But, back to my stab at a book review. I believe I've blogged before about my "discovery" of what is called young adult literature. To my delight, it isn't all vampire love novels. There is a lot of good, meaty, stuff out there.
So, I wanted to write a little about a YA book I read recently: Livvie Owen Lived Here by Sarah Dooley.
This particular book is written by a teacher of children with special needs who lives in West Virginia. So....Livvie Owen (Olivia), a high school student with autism, lives in a small, dying town in West Virginia called Nabor with her younger sister, her older sister, and her Mom and Dad.
Good stuff: Livvie is in a special ed class at her small West Virginia high school. The school scenes ring absolutely true (in my somewhat limited experience with special ed classrooms). The boy obsessed with snakes, the non-verbal girl who is Livvie's friend and communicates using pictures attached to a strip with Velcro, and the other class members with their various disabilities, all are part of her world. Obviously, the school has worked with Livvie to try to teach her to control her behavior, to try to find ways to calm herself and prevent tantrums, but Livvie finds herself many times in situations where she just can't react to properly.
Which introduces the plot of the story. The family has had to move, over and over, because Livvie outlives her welcome with the landlord. Or with the neighbors. Her behavior (especially the noises and the tantrums) disturb, or frighten,then the family is evicted, and the family is on the move again.
When the story opens, they are living in a old, wornout trailer, and soon after they are being served still another eviction notice. The family must move again.

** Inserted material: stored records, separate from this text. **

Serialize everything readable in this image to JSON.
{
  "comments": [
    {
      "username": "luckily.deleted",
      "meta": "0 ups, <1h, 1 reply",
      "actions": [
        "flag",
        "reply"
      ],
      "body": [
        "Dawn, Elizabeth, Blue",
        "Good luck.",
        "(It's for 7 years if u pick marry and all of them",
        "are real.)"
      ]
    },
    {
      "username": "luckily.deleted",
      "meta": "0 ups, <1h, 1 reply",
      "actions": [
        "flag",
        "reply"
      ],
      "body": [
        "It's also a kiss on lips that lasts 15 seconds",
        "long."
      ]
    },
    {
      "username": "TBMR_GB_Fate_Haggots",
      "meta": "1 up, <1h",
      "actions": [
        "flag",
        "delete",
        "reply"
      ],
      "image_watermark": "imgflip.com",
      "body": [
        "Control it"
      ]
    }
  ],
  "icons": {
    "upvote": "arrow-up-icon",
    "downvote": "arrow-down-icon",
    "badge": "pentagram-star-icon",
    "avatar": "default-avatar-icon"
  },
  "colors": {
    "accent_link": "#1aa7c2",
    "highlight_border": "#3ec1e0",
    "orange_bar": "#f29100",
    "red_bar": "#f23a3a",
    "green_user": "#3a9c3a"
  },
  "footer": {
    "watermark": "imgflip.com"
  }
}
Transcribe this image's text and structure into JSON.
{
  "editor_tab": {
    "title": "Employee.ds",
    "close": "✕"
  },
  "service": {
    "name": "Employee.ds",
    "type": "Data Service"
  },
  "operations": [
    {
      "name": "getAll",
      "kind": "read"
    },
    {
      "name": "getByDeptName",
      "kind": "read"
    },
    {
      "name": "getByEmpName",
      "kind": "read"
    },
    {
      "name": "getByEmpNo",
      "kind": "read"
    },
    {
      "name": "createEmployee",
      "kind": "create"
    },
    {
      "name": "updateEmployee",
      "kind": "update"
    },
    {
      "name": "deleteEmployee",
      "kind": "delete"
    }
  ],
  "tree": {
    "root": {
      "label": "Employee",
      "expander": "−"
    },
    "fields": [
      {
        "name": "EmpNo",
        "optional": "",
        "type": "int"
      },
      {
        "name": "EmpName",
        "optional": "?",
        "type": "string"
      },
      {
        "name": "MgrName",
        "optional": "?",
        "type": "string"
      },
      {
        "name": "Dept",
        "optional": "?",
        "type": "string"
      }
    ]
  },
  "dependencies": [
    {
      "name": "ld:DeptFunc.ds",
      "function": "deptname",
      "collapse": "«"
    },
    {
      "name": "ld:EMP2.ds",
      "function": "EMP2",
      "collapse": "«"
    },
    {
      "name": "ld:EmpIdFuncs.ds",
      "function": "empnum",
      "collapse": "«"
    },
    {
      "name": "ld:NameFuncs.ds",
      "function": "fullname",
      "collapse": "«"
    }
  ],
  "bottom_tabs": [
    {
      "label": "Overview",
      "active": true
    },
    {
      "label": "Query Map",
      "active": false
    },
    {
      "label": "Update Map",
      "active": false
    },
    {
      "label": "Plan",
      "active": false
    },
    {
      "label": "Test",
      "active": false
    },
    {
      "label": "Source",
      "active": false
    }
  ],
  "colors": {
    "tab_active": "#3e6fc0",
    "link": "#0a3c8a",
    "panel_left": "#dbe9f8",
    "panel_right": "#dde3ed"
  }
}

This situation rings true also. It isn't easy being poor, and I am glad this issue was explored in great detail in this book. The author took some of this from personal experience in her own childhood, and it is something well deserving of exploration. It is also obvious that the small town is dying, but the family stays there because it is familiar to their daughter...and it is so hard for people with autism to accept change. My brother in law struggles with that almost daily.
Livvie realizes this housing situation is because of her behavior (which she tries so hard to control but the control just isn't there despite her best intentions), and she comes up with a very special plan to find a new house....with the help of a factory whistle from her childhood and a dead cat. (yes, you'll have to read the book to find out how.)

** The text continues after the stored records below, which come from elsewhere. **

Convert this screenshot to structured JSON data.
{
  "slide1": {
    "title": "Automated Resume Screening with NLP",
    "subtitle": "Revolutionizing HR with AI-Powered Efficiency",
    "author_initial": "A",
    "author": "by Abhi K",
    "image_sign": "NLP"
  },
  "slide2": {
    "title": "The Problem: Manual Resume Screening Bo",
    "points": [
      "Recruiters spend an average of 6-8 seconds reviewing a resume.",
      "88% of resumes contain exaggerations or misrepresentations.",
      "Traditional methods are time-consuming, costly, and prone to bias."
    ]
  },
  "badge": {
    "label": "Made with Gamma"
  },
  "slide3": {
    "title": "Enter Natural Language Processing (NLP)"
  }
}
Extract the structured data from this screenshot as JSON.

The other part of the story I felt rang true was the relationship Livvie had with her two sisters. It was complicated. They loved her but there was also anger and resentment, and the complex relationships were explored as the length of the book permitted. The parents were loving and patient, and Livvie was fortunate to have grown up in a stable family. Not all children with autism (nor do all children, obviously) do.
The teachers in Livvie's life are also portrayed sympathetically. Few people realize the job that special ed teachers have - we are lucky to have these dedicated individuals. After a series of substitutes (and those scenes rang true also!) a very caring teacher enters Livvie's life and sparks change in this young adolescent.

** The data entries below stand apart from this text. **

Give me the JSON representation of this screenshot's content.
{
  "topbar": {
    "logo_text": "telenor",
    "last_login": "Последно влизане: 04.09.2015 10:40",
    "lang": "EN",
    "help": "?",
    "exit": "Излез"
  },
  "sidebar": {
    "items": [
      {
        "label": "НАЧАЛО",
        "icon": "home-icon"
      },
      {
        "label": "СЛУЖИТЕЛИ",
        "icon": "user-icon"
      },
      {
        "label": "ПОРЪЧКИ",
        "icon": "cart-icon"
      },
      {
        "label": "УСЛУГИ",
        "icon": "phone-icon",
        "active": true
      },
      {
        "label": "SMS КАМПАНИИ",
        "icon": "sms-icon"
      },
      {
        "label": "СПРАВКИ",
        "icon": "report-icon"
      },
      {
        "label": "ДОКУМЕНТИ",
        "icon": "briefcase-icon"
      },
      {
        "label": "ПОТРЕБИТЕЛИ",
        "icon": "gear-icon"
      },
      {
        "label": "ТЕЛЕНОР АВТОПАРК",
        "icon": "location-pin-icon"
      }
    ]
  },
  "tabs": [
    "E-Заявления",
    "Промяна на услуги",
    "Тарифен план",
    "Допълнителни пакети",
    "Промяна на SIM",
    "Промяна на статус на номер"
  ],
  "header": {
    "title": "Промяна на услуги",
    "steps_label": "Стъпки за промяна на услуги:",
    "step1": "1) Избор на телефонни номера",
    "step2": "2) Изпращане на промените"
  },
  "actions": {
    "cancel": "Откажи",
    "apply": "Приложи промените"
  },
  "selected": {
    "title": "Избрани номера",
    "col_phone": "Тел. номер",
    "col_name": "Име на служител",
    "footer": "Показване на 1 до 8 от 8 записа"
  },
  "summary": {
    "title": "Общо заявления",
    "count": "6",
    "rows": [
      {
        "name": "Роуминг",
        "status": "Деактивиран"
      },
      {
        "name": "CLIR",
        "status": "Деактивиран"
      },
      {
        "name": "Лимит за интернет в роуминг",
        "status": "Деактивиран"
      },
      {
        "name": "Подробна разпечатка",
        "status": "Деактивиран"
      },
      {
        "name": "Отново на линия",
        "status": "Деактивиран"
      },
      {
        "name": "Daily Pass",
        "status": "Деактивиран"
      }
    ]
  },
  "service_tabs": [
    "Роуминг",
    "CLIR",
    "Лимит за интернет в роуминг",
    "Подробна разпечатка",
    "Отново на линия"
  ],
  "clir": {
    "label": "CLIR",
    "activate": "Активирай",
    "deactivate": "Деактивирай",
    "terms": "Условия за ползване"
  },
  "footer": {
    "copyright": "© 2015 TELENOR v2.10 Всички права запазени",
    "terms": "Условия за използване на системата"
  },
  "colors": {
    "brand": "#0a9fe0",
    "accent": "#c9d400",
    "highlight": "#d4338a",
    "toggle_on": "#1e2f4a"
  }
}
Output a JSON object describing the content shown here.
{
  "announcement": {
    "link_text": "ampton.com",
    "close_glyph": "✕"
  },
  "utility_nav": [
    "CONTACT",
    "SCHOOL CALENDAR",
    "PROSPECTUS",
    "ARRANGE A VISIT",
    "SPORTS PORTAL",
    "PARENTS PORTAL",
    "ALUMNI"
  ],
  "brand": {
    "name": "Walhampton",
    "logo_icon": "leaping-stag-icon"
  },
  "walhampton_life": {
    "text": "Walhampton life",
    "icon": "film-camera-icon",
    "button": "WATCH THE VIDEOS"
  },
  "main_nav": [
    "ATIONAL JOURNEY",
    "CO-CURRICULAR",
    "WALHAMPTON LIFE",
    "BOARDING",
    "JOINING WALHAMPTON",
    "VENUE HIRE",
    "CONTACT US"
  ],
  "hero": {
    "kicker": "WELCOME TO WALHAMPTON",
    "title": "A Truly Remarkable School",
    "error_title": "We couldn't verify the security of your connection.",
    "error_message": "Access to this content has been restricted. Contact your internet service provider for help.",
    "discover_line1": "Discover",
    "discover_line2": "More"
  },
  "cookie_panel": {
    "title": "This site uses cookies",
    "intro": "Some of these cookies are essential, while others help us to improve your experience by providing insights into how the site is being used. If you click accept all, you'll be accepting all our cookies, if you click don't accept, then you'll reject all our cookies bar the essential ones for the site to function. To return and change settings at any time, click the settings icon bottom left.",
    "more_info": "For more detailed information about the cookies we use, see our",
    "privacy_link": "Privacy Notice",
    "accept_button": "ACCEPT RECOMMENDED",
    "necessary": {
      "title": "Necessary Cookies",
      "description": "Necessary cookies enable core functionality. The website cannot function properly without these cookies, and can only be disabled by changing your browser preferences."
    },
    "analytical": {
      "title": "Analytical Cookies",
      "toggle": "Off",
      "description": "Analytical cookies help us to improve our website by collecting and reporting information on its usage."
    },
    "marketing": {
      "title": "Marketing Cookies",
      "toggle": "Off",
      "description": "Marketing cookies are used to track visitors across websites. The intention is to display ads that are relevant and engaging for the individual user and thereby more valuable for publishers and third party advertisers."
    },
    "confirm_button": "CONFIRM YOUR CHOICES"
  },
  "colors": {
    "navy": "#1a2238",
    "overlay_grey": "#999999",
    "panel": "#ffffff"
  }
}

Where did the book fail? I think, as a narrator, that there was a lot of inconsistency. Livvie (who is severely autistic and can barely read or write, although she is far from "stupid") has quite a vocabulary and command of words as narrator that just seemed inconsistent with how she was portrayed. There was also a great deal of inconsistency in how Livvie was able to understand non-verbal communication (this, incidentally, is a major challenge for people with autism.) In some instances, Livvie could not understand or "label" emotions but just a couple of minutes later would be describing quite complex emotions showing on the faces of characters. She would ponder her inability to read a certain type of emotion and several pages later, she would be reading the emotion quite well. I realize some of this was to move the story along, but to me this aspect actually distracted me from the story.
Still, in all, a most worthwhile book which I would recommend to anyone.
I understand this is a debut novel and I very much look forward to this author's future work. I've done a little reading in her blog, and she sounds like a woman I would like to meet one day. Maybe at a small town library. Like the ones in Northwest Arkansas that I frequented 30 years ago and....maybe something to blog about one day.